Part one of a six-part series
In 1958, my good friend Edward McFerrin got a job at George McCrory’s Men’s and Boy’s Wear on Commerce Street in downtown Greenville. Edward was a grade ahead but I was not deterred. I needed some spending money! I thought if Edward can do it I can too. One day I put on my best khakis and a good shirt and marched right up to the little office Mr. George McCrory had in the back of the store. Surprisingly, after some small talk, a few questions and an employment application, Mr. George said, “See you at 8 a.m. Saturday”. I didn’t even ask about the pay, didn’t tell my parents I was looking for a job until I got it. I was a young teenager and needed spending money. George McCrory’s Men’s and Boy’s Wear looked like the best place in town for a teenage boy like me to work.

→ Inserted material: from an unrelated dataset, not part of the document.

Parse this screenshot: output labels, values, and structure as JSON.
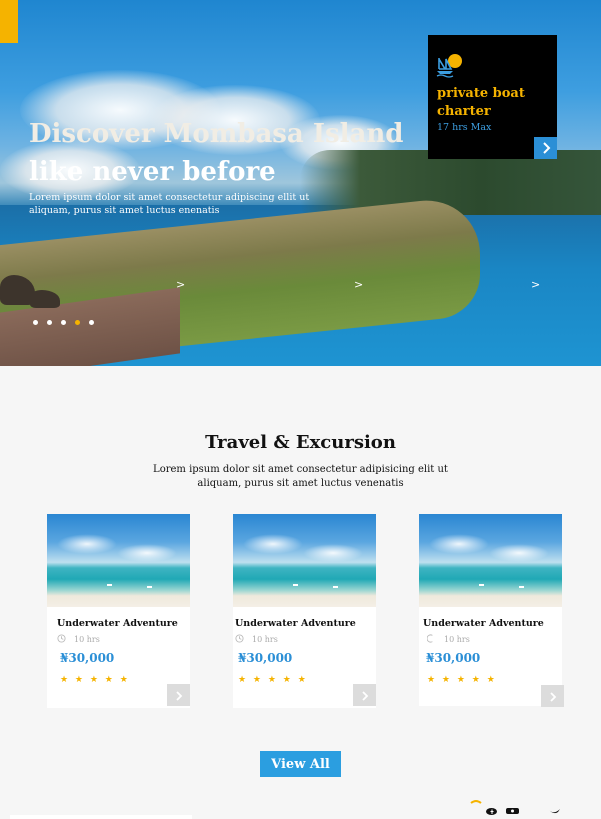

George McCrory’s Men’s and Boy’s Wear was opened in the mid-40’s on West Commerce Street in downtown Greenville. It was opened by George McCrory, a native of Greenville and Butler County. Mr. George was the oldest of five children and as such had to become the mature parental figure when his parents died at an early age. He was a salesman in the men’s department at Planter’s Mercantile, a department store at the lower end of Commerce Street, when a prominent Greenville businessman told him he was too good to be working for someone else and offered to help Mr. George start his own men’s and boy’s clothing store. He initially opened in the small store that later became the shoe department which was located between The First National Bank and Ryan’s Drug Store, a location with a lot of foot traffic. A few years later the store next door became vacant and he was able to expand into a much larger footprint. On the immediate west side was Johnson’s Jewelry, Elton Johnson owner, and another jewelry store was on the east. Jernigan’s Furniture Store was directly across Commerce Street from Mr. George’s as we came to call it. In the 1950s Mr. George had the store air conditioned, the first store in Greenville to be air conditioned.

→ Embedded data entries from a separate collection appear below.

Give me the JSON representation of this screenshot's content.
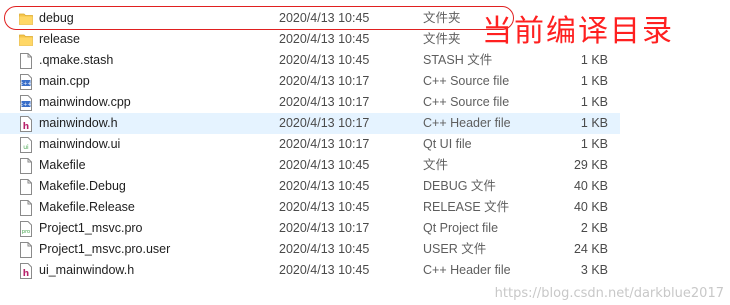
{
  "files": [
    {
      "name": "debug",
      "date": "2020/4/13 10:45",
      "type": "文件夹",
      "size": "",
      "icon": "folder-icon"
    },
    {
      "name": "release",
      "date": "2020/4/13 10:45",
      "type": "文件夹",
      "size": "",
      "icon": "folder-icon"
    },
    {
      "name": ".qmake.stash",
      "date": "2020/4/13 10:45",
      "type": "STASH 文件",
      "size": "1 KB",
      "icon": "file-icon"
    },
    {
      "name": "main.cpp",
      "date": "2020/4/13 10:17",
      "type": "C++ Source file",
      "size": "1 KB",
      "icon": "cpp-file-icon"
    },
    {
      "name": "mainwindow.cpp",
      "date": "2020/4/13 10:17",
      "type": "C++ Source file",
      "size": "1 KB",
      "icon": "cpp-file-icon"
    },
    {
      "name": "mainwindow.h",
      "date": "2020/4/13 10:17",
      "type": "C++ Header file",
      "size": "1 KB",
      "icon": "header-file-icon"
    },
    {
      "name": "mainwindow.ui",
      "date": "2020/4/13 10:17",
      "type": "Qt UI file",
      "size": "1 KB",
      "icon": "qt-ui-file-icon"
    },
    {
      "name": "Makefile",
      "date": "2020/4/13 10:45",
      "type": "文件",
      "size": "29 KB",
      "icon": "file-icon"
    },
    {
      "name": "Makefile.Debug",
      "date": "2020/4/13 10:45",
      "type": "DEBUG 文件",
      "size": "40 KB",
      "icon": "file-icon"
    },
    {
      "name": "Makefile.Release",
      "date": "2020/4/13 10:45",
      "type": "RELEASE 文件",
      "size": "40 KB",
      "icon": "file-icon"
    },
    {
      "name": "Project1_msvc.pro",
      "date": "2020/4/13 10:17",
      "type": "Qt Project file",
      "size": "2 KB",
      "icon": "qt-project-file-icon"
    },
    {
      "name": "Project1_msvc.pro.user",
      "date": "2020/4/13 10:45",
      "type": "USER 文件",
      "size": "24 KB",
      "icon": "file-icon"
    },
    {
      "name": "ui_mainwindow.h",
      "date": "2020/4/13 10:45",
      "type": "C++ Header file",
      "size": "3 KB",
      "icon": "header-file-icon"
    }
  ],
  "hover_row": "mainwindow.h",
  "annotation": "当前编译目录",
  "watermark": "https://blog.csdn.net/darkblue2017",
  "colors": {
    "annotation": "#ff2020",
    "hover_background": "#e5f3ff",
    "folder": "#f5c54b"
  }
}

Mr. George was somewhat of a “stout man” as my grandmother would have called him, wore big dark rimmed glasses and was forever smiling. Seldom did we see him in a bad mood. He was the fulltime owner and operator and was there before the store opened at 8 a.m. and well after the store closed at 5 p.m. six days each week except Wednesday when he closed at noon and until 6 p.m. on Saturday. During exceptionally busy days such as Father’s Day weekend and the Christmas Season, Mr. George’s wife, Miss Frances, and his daughter, Annette, came in to handle the cash register and to help wrap gifts. We all looked forward to Annette coming to help us work. She was one of the prettiest and sweetest girls at Greenville High School and was Miss GHS in 1962. Mr. George was surely proud of her being Miss GHS, he was even more “stout” that Saturday morning, and proud to have her work with us. We were, too. I suspect a lot of school boys came in just to see Annette.